The conflict may play out with weapons and rhetoric, on a board of land and geopolitics. But it is powered by people who feel they have lost something. And these losses, by definition, can never be diminished; these losses, by their very painful nature, continue to pile on top of each other until there is no longer just a mass of traumatized people like my father, crying in their apartments, but entire cities of them, shouting to the heavens, and to their leaders.
You would think feeling referred pain from a victimized father would make a person less understanding of an enemy’s experience. And sometimes it does; I’d be lying if I said in the past two months I haven’t had flashbacks to those childhood revenge fantasies. But then I remember the thousands of people like my father multiplying everywhere, and I go the other way. Toward carrying the trauma of my people, but because of that trauma also feeling empathy for the other. The lonely middle, alienating as it is, is large and accommodating.
In the face of this, all I could do is to keep broadcasting the pain of my father and his kind, to tell the stories of all those people who have lost and don’t deserve to lose anymore, in the hope it finally slows down the grisly momentum.

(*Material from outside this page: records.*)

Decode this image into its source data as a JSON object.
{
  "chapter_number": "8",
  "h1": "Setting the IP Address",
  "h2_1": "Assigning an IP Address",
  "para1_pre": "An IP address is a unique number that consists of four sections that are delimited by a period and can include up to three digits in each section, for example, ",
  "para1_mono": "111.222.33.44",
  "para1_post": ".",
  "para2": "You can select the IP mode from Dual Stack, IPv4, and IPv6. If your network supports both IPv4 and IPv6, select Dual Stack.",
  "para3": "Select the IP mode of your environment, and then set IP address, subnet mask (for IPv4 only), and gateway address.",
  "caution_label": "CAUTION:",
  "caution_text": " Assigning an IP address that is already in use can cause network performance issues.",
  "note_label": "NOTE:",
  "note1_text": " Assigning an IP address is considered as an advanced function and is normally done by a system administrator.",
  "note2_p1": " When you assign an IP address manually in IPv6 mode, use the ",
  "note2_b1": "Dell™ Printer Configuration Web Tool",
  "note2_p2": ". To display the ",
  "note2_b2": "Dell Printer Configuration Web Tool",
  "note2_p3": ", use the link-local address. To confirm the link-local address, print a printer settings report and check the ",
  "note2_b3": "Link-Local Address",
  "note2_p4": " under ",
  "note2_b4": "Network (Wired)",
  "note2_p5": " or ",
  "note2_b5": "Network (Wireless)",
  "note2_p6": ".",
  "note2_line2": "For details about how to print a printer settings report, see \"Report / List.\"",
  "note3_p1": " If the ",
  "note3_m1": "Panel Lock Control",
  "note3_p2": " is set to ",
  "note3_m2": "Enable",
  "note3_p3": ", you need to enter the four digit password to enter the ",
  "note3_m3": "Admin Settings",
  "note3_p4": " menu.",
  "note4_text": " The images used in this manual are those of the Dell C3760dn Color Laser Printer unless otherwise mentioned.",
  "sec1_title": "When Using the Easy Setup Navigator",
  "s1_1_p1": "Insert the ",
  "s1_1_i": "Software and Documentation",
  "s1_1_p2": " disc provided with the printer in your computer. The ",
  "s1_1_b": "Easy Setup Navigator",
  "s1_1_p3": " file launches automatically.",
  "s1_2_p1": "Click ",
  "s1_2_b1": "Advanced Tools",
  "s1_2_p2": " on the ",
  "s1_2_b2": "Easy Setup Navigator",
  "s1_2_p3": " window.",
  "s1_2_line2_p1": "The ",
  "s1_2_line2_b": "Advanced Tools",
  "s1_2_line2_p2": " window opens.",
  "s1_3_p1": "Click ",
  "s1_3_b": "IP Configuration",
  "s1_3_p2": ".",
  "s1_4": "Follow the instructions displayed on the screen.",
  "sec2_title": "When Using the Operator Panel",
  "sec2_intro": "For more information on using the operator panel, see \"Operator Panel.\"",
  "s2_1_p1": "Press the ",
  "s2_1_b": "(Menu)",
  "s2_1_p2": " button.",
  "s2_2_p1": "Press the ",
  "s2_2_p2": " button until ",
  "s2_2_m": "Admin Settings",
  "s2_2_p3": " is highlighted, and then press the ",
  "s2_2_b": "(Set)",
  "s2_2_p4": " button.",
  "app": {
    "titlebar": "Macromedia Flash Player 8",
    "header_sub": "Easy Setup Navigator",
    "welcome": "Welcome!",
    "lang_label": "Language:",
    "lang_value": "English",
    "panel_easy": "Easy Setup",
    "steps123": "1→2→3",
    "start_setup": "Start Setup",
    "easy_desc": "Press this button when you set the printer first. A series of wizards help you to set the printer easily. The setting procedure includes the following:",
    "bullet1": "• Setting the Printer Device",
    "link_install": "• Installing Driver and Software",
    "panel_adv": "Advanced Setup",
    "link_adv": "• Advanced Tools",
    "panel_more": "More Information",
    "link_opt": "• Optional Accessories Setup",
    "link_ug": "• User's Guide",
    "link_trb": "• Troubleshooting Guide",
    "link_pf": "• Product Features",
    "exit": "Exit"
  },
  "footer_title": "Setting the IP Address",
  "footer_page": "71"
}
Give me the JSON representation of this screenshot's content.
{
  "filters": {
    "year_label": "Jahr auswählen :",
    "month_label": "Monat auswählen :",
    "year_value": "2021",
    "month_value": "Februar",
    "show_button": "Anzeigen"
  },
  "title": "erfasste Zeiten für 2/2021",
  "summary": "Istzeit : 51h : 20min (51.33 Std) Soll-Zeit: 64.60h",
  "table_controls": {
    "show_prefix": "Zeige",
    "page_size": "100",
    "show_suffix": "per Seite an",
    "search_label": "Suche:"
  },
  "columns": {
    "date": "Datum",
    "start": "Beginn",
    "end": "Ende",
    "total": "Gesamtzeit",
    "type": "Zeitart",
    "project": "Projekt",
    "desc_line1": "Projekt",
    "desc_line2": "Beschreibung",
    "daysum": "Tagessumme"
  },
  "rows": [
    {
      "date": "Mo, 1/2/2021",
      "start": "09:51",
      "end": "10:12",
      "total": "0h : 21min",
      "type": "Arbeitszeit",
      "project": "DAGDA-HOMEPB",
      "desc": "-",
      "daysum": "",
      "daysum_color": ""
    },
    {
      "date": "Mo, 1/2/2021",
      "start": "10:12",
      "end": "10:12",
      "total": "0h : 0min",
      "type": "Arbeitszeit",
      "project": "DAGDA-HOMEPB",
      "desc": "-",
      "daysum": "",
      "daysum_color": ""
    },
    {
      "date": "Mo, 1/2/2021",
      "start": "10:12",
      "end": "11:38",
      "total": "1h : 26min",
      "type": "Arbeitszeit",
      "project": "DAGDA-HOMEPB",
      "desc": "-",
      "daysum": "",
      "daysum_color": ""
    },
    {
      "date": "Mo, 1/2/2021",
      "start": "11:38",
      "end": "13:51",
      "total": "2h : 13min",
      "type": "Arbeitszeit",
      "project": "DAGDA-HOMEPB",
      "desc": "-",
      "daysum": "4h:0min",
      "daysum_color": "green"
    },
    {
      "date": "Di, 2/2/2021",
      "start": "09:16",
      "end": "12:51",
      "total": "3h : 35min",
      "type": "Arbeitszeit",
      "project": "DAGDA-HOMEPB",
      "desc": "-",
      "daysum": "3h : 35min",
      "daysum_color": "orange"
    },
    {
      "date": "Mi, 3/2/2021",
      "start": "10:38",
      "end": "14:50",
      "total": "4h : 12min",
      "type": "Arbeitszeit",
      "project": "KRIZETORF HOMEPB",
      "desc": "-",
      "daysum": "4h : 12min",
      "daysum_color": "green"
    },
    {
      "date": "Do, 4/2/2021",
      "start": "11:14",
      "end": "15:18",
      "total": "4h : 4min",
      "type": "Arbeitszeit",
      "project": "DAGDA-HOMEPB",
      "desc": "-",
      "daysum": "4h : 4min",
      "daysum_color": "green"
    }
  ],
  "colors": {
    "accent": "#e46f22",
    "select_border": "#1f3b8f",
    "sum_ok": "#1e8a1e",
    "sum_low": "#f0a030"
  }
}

In the hope no son ever again has to sit watching the news with his father and know, without looking, the tears welling up in his eyes.